Lampong (Ilongot) When first seen, it is one-eyed white deer then becomes two feet tall later. It wears a tall, black, two-peaked cap. It is bright-eyed and long-bearded. It lives in the forest shepherding wild beasts, risking its life to save them. It beckons men who shoot at these beasts. If someone tries to shoot at it, the first five tries will be without success, giving it time to escape, at least. But when it does get hit, it turns into a Duende, which by then will give it powers to inflict vengeance. Once a hunter was out one night hunting with his bright light in the forest as he came across Two brilliant eyes that showed up and he shot between them but when he search for the animal believe to be a deer Nothing was found. Few minutes he saw the bright eyes again so he shot again and again but never hit the animal until the the sixth time he glimpsed the light fur of a white deer Then immediately it changed form and the hunter saw standing there, a little (duwende -> is a goblins, elves or dwarfs) about two feet high. It had on only a tall two-peaked black cup and a long white beard reaching to the knees. Its eyes were very brilliant. It stood there beckoning to the hunter but just then the rest of the hunting party walk up and saw the duwende.So frightened they ran scream and cried out: “It is the Lampong,” and ran away.
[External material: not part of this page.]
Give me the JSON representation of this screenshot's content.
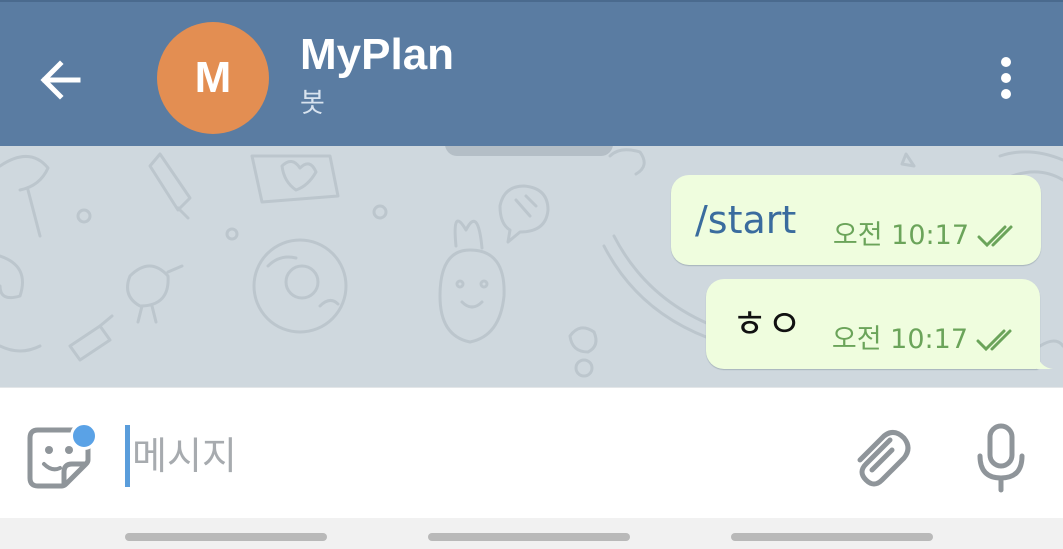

Calanget (Ifugao), Caranget (Gaddang), Carango (Ibanag)
Diminutive beings, the Calanget dwell in the ground – in a mound in woods and fields. The Calanget responds to the call of Shamans by making a whistling sound. The Ethnic Muggle Tribes regard the Calanget as the “true owner of the land”. It is a very bad idea to dig up its mound or dwelling for it will inflict harm on any that does. And it can do much harm.
Minokawa that lives in outer space which can devour the sun and the moon, and would try to do the same with the earth. Before time began, very long ago, a great bird called Minokawa swallowed the moon. Seized with fear, all the people began to scream and made great noises. Then the bird peeped down to see what the matter was, and opened his mouth. But as soon as he opened his mouth, the moon sprang out and ran away.
The Minokawa-bird is as large as the Island of Negros or Bohol. It has a beak of steel, and his claws too are of steel. His eyes are mirrors, and each single feather is a sharp sword. He lives outside the sky, at the eastern horizon, ready to seize the moon and after the unsuccessful attempt of swallowing the satellite, it journeys and haunts again lurking under the earth.
The moon makes eight holes in the eastern horizon to come out of, and eight holes in the western horizon to go into, because every day the big bird tries to catch her, and she is afraid. The exact moment he tries to swallow her is just when she is about to come in through one of the holes in the east to shine on us again. If the Minokawa should swallow the moon, and the sun too, he would then come down to earth and gulp down men also. But when the moon is in the belly of the big bird, and the sky is dark, then all the Bagobo people will scream and cry, and beat gongs, because they fear they will all be eaten. Soon this racket makes the Minokawa-bird look down and “open his mouth to hear the sound.” Then the moon jumps out of the bird’s mouth and runs away.